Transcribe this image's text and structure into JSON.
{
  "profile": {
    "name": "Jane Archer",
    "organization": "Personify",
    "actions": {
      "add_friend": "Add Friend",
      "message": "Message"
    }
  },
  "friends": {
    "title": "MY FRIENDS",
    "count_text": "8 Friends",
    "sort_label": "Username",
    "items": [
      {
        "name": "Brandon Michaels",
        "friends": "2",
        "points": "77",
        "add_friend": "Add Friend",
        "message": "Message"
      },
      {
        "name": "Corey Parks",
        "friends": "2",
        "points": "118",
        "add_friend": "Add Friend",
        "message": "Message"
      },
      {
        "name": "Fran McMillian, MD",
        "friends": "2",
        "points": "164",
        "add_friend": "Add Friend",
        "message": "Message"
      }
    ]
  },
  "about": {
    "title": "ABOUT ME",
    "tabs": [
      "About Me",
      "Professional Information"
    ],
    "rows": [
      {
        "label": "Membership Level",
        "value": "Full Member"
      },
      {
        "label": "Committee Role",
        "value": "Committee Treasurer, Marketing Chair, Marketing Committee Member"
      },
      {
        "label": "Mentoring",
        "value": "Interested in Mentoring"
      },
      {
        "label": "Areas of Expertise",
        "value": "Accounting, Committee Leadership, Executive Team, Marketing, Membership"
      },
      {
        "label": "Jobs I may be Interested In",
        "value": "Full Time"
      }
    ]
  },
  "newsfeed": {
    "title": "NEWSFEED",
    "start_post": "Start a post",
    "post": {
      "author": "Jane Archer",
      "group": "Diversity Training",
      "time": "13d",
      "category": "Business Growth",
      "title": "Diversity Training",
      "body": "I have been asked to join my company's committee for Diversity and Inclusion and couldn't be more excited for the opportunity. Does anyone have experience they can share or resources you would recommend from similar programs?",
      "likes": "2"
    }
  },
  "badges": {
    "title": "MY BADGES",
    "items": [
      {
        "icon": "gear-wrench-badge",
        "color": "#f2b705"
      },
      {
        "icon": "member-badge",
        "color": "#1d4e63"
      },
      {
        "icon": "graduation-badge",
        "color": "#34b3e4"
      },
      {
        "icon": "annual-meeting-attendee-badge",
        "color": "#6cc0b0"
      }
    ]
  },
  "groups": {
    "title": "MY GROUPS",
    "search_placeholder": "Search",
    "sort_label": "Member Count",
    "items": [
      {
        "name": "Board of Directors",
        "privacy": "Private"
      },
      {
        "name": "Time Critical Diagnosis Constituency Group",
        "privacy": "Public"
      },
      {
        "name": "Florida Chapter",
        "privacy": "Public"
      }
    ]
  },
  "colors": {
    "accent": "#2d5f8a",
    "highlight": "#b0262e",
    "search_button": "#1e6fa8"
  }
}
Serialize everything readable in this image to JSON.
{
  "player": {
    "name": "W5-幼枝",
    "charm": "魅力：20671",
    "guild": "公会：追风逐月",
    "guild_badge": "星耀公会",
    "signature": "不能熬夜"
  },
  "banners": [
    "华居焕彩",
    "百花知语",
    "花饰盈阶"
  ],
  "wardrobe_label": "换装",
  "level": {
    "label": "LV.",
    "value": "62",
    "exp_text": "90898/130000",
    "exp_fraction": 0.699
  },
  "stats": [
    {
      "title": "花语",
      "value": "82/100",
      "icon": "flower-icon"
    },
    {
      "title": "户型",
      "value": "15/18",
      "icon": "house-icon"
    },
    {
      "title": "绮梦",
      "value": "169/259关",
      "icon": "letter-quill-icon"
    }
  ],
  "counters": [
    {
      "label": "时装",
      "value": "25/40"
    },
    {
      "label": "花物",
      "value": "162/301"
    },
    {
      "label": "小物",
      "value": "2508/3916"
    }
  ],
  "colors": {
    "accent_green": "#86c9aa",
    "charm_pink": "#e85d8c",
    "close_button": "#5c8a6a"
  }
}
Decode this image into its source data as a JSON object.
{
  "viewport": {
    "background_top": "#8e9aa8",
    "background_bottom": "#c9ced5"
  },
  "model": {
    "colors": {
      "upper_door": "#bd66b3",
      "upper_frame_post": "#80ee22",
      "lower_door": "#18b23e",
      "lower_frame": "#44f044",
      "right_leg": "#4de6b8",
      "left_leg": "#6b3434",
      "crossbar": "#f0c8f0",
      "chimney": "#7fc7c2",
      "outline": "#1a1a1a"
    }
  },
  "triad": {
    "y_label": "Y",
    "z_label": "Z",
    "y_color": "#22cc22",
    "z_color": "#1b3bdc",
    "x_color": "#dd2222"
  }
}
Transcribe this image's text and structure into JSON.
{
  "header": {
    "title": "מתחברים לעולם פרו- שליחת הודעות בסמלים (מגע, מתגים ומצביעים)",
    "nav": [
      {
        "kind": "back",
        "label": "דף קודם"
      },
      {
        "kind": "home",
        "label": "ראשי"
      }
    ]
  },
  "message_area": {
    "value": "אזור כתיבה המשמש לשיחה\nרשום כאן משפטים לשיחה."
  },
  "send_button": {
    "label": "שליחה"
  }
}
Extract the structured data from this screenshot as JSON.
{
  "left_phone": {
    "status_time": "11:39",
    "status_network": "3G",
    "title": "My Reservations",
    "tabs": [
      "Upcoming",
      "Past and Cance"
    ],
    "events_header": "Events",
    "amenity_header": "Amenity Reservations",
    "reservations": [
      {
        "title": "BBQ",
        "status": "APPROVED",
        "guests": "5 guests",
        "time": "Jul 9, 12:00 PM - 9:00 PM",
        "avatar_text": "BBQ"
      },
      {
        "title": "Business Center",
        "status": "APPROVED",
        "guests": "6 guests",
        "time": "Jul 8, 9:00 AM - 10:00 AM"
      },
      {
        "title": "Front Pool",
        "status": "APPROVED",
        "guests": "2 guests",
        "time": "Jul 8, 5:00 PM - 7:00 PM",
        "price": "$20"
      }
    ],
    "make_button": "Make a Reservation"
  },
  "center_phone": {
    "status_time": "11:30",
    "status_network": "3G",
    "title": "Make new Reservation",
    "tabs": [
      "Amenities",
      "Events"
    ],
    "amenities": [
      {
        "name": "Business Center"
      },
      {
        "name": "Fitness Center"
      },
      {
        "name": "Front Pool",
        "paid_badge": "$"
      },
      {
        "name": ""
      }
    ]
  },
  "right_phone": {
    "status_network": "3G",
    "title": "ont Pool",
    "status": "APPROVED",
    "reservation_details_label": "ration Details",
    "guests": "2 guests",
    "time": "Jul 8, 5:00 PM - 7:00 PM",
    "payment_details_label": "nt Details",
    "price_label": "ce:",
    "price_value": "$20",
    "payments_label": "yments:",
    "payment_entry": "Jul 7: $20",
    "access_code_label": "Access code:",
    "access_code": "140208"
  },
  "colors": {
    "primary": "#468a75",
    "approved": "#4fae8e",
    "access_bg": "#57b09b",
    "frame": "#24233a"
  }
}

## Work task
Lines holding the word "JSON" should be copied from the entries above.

## Answer
Transcribe this image's text and structure into JSON.
Serialize everything readable in this image to JSON.
Decode this image into its source data as a JSON object.
Transcribe this image's text and structure into JSON.
Extract the structured data from this screenshot as JSON.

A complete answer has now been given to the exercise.